::: The records

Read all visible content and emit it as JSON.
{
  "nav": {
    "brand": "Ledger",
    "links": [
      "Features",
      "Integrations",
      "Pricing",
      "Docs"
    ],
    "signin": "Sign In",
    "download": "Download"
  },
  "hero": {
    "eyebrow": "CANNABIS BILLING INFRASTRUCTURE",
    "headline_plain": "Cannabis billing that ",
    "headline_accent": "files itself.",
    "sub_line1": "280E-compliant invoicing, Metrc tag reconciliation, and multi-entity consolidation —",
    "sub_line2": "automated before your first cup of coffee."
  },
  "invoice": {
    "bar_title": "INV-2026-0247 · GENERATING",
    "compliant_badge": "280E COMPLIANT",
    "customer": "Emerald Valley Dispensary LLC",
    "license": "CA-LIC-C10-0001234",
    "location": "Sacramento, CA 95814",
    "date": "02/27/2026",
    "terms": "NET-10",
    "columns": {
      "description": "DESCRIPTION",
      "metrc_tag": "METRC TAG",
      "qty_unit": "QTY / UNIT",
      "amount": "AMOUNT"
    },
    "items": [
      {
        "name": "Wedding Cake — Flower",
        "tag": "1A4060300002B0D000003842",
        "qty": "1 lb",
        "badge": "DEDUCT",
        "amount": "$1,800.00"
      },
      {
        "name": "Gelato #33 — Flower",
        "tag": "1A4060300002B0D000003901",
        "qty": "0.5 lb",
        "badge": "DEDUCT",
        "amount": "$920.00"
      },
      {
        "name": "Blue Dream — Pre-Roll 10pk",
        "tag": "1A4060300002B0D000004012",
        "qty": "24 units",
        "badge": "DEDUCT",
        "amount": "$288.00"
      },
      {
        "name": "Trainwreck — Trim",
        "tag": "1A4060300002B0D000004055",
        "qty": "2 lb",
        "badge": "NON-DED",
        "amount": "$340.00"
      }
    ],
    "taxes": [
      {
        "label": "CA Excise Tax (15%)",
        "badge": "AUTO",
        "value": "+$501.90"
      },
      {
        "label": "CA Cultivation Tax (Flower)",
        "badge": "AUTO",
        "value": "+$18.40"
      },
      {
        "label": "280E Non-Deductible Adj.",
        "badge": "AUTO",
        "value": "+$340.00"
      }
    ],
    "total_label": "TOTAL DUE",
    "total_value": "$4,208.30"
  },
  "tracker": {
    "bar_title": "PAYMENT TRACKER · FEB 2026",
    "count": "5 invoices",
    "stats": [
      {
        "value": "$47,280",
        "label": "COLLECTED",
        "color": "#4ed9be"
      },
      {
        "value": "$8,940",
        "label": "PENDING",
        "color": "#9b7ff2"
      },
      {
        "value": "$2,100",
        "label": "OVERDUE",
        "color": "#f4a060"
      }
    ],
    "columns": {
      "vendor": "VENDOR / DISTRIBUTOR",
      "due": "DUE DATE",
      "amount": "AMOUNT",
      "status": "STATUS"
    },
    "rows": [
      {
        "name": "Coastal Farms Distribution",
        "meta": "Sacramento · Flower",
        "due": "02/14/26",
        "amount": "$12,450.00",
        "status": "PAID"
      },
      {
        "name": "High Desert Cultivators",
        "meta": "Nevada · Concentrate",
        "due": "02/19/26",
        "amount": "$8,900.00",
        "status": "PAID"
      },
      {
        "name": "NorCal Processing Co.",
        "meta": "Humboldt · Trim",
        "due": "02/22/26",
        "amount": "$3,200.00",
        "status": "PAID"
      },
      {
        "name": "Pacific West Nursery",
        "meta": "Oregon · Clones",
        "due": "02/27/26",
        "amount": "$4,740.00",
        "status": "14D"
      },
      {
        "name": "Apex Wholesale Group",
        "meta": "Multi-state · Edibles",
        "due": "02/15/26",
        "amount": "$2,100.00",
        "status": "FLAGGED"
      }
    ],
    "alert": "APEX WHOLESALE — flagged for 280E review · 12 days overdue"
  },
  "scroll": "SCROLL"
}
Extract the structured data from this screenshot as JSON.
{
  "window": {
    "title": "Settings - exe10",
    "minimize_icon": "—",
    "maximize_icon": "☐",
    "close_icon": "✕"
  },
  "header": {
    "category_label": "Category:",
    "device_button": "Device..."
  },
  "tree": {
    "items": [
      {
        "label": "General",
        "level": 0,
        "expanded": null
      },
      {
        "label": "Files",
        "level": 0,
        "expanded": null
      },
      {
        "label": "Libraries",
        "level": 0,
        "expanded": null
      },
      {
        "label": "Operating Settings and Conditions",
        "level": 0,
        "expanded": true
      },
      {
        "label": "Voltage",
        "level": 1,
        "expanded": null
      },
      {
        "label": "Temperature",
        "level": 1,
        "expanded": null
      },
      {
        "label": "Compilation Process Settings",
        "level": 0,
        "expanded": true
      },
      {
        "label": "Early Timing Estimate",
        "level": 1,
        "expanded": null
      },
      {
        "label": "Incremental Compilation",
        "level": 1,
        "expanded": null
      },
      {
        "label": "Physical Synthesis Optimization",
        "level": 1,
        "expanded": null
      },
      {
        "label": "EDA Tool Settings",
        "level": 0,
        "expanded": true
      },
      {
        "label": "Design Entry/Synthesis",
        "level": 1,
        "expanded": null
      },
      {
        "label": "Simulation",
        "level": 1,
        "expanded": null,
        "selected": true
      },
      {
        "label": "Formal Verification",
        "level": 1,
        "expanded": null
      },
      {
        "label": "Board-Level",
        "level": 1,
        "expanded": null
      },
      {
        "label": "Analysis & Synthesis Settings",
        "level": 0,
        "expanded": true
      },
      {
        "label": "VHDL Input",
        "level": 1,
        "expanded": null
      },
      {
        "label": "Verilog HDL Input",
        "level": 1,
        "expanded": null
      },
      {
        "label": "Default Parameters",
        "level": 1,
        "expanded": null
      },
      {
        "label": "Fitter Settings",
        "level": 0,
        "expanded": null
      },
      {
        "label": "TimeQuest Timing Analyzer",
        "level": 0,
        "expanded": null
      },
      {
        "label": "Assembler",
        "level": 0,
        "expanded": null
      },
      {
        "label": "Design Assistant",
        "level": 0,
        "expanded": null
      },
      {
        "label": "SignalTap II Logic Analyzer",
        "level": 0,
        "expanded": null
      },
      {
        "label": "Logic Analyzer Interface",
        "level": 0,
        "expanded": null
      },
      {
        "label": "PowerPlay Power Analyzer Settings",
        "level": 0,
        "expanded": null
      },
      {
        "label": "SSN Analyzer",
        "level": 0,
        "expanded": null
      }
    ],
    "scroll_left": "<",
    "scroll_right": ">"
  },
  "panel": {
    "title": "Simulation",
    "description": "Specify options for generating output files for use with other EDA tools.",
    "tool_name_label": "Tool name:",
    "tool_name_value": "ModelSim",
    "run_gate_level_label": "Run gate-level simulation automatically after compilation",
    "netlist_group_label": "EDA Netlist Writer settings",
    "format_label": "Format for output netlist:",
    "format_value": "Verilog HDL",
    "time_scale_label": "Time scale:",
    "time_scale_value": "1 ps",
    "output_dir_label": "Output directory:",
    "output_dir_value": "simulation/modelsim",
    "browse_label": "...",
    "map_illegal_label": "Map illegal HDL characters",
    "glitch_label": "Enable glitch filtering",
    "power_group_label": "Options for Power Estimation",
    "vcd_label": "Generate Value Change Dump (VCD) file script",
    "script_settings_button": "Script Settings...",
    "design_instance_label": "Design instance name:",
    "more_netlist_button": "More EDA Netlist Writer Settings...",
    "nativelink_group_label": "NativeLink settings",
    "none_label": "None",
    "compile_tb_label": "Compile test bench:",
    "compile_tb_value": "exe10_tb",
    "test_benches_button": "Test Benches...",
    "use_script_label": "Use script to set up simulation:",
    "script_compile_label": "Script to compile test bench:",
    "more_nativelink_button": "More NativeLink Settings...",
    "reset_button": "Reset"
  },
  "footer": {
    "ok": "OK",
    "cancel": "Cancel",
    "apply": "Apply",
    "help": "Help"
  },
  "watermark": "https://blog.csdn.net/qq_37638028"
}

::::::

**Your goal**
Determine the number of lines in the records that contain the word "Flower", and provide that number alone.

**Result of this exercise**
4